- **What is expected**: Below are records; copy every line in them that holds the word "bluetooth".

(Data about app and page elements)
-----

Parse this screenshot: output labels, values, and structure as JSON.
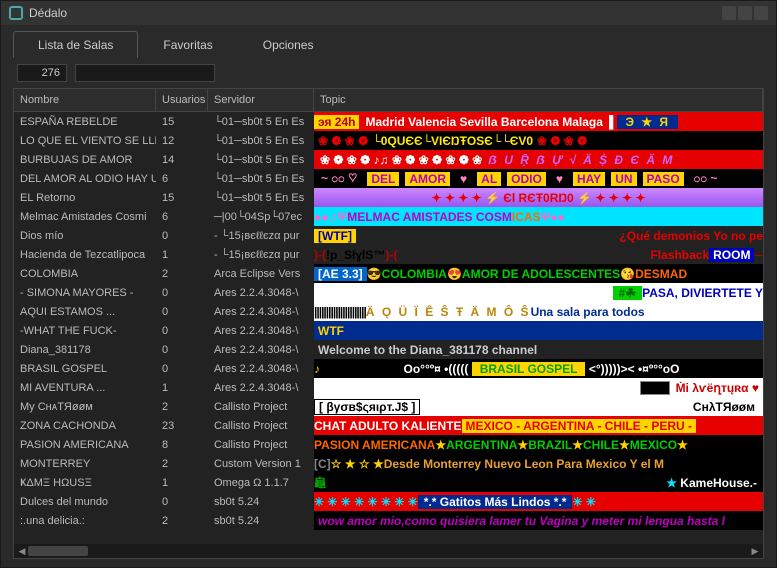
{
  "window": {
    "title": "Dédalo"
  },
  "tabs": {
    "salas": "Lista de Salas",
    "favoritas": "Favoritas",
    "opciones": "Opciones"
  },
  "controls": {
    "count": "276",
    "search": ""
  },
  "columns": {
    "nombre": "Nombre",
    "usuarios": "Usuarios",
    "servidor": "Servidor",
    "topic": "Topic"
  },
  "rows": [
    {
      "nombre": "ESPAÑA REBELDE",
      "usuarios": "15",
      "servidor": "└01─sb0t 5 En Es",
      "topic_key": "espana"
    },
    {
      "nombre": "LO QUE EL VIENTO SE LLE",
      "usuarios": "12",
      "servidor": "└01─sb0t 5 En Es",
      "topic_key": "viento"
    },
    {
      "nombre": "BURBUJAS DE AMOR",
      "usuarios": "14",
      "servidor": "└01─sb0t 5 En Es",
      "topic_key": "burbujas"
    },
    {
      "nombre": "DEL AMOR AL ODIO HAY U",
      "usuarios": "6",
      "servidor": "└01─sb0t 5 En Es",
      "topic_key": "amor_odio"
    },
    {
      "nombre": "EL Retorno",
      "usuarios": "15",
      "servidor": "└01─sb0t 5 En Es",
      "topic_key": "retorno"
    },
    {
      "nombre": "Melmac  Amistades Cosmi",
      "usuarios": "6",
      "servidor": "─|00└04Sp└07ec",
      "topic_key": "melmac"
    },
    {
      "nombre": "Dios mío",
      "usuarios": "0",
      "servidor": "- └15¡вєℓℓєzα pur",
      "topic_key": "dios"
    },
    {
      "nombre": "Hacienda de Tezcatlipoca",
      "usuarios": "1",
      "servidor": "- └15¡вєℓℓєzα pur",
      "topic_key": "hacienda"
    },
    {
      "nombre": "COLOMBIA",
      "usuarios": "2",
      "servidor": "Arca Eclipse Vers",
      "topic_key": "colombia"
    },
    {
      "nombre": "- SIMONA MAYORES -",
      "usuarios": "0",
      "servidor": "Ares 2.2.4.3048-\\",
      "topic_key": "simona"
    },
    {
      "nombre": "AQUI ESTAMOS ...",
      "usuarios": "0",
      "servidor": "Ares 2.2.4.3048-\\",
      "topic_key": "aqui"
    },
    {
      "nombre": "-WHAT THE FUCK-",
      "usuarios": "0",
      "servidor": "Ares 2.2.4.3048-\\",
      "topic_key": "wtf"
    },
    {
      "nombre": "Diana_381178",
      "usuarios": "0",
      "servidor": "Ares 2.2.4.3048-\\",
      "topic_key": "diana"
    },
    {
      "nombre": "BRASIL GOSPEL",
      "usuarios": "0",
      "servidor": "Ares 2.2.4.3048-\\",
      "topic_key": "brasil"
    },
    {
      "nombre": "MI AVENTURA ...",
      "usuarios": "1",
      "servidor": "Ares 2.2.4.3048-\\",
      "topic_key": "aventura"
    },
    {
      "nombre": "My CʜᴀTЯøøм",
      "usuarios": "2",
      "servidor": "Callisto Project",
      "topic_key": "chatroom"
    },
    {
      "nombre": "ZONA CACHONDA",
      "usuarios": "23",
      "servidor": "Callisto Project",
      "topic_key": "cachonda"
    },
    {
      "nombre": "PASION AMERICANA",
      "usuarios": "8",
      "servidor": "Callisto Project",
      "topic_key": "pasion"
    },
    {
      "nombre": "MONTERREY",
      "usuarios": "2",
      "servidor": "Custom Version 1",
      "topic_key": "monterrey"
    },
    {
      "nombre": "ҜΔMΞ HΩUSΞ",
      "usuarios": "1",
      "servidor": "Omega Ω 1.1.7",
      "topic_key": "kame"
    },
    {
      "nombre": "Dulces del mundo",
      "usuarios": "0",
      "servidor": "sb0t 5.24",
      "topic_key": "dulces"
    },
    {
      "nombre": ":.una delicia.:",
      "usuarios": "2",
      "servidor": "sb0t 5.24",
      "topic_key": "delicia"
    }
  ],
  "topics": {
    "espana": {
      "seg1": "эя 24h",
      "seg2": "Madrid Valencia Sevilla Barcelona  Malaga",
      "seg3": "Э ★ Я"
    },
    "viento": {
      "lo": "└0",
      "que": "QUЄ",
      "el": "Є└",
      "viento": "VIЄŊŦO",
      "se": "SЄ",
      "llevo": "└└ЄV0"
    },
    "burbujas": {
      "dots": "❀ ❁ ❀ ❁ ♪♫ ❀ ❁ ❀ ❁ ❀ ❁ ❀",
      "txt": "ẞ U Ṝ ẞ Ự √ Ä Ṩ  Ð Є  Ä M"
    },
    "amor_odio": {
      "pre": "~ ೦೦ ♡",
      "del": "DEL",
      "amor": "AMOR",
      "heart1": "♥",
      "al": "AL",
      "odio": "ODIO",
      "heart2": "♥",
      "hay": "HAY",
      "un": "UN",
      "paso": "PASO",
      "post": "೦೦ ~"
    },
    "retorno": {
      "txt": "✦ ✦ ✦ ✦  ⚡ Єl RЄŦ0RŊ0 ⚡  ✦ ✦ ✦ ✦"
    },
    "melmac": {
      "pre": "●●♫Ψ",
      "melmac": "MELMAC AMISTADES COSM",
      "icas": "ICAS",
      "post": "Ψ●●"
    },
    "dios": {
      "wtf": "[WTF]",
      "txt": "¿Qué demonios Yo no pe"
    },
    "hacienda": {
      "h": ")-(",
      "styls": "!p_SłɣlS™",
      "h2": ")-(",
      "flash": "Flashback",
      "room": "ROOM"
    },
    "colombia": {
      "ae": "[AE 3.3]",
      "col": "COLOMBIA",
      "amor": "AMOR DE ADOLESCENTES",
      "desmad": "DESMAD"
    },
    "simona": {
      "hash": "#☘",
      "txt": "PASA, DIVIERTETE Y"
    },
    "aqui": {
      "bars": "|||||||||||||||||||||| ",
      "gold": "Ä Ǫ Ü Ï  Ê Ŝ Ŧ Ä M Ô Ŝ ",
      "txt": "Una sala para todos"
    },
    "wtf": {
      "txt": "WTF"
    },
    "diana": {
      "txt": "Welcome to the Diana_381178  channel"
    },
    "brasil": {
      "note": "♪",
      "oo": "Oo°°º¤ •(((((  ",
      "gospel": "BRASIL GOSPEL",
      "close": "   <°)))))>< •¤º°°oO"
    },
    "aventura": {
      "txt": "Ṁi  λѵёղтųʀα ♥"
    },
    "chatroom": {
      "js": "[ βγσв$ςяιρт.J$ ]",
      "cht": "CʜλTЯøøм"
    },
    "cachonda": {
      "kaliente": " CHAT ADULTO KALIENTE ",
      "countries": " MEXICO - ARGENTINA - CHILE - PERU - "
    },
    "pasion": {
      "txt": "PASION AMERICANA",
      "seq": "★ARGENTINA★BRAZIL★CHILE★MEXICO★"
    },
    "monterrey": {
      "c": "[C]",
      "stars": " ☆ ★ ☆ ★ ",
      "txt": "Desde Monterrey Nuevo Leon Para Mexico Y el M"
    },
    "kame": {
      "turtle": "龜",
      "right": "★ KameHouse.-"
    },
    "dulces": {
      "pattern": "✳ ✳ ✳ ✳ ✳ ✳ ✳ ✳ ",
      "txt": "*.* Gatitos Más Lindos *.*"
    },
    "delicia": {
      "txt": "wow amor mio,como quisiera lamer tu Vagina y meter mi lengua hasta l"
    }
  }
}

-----

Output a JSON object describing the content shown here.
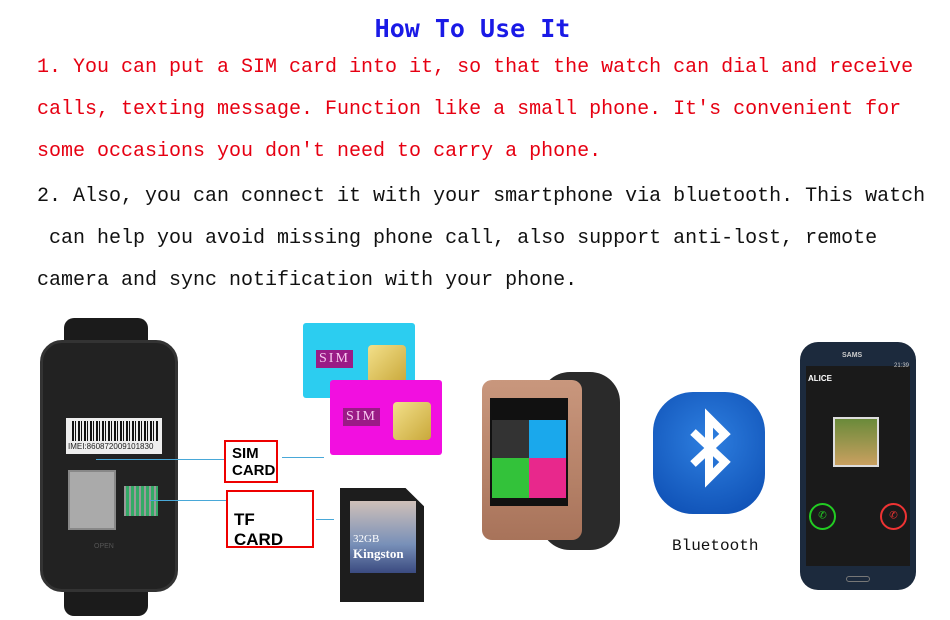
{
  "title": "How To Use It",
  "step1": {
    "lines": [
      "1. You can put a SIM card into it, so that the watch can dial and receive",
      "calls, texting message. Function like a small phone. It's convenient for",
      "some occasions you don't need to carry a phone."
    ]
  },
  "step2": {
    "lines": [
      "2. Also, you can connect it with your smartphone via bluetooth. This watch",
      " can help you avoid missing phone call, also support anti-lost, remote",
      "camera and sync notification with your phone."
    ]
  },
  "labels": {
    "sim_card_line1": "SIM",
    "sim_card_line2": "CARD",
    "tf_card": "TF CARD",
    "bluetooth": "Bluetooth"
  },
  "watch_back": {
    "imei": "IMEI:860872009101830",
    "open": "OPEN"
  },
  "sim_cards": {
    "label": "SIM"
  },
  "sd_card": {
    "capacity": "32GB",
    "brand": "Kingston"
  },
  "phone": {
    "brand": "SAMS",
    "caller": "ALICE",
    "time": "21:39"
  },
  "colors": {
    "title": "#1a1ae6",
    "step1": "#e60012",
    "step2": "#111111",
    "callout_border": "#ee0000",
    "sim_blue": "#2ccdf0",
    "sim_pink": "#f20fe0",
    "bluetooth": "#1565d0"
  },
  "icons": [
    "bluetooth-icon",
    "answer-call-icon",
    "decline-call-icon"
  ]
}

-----

- **Task result**:
      "2. Also, you can connect it with your smartphone via bluetooth. This watch",
    "bluetooth": "Bluetooth"
    "bluetooth": "#1565d0"
    "bluetooth-icon",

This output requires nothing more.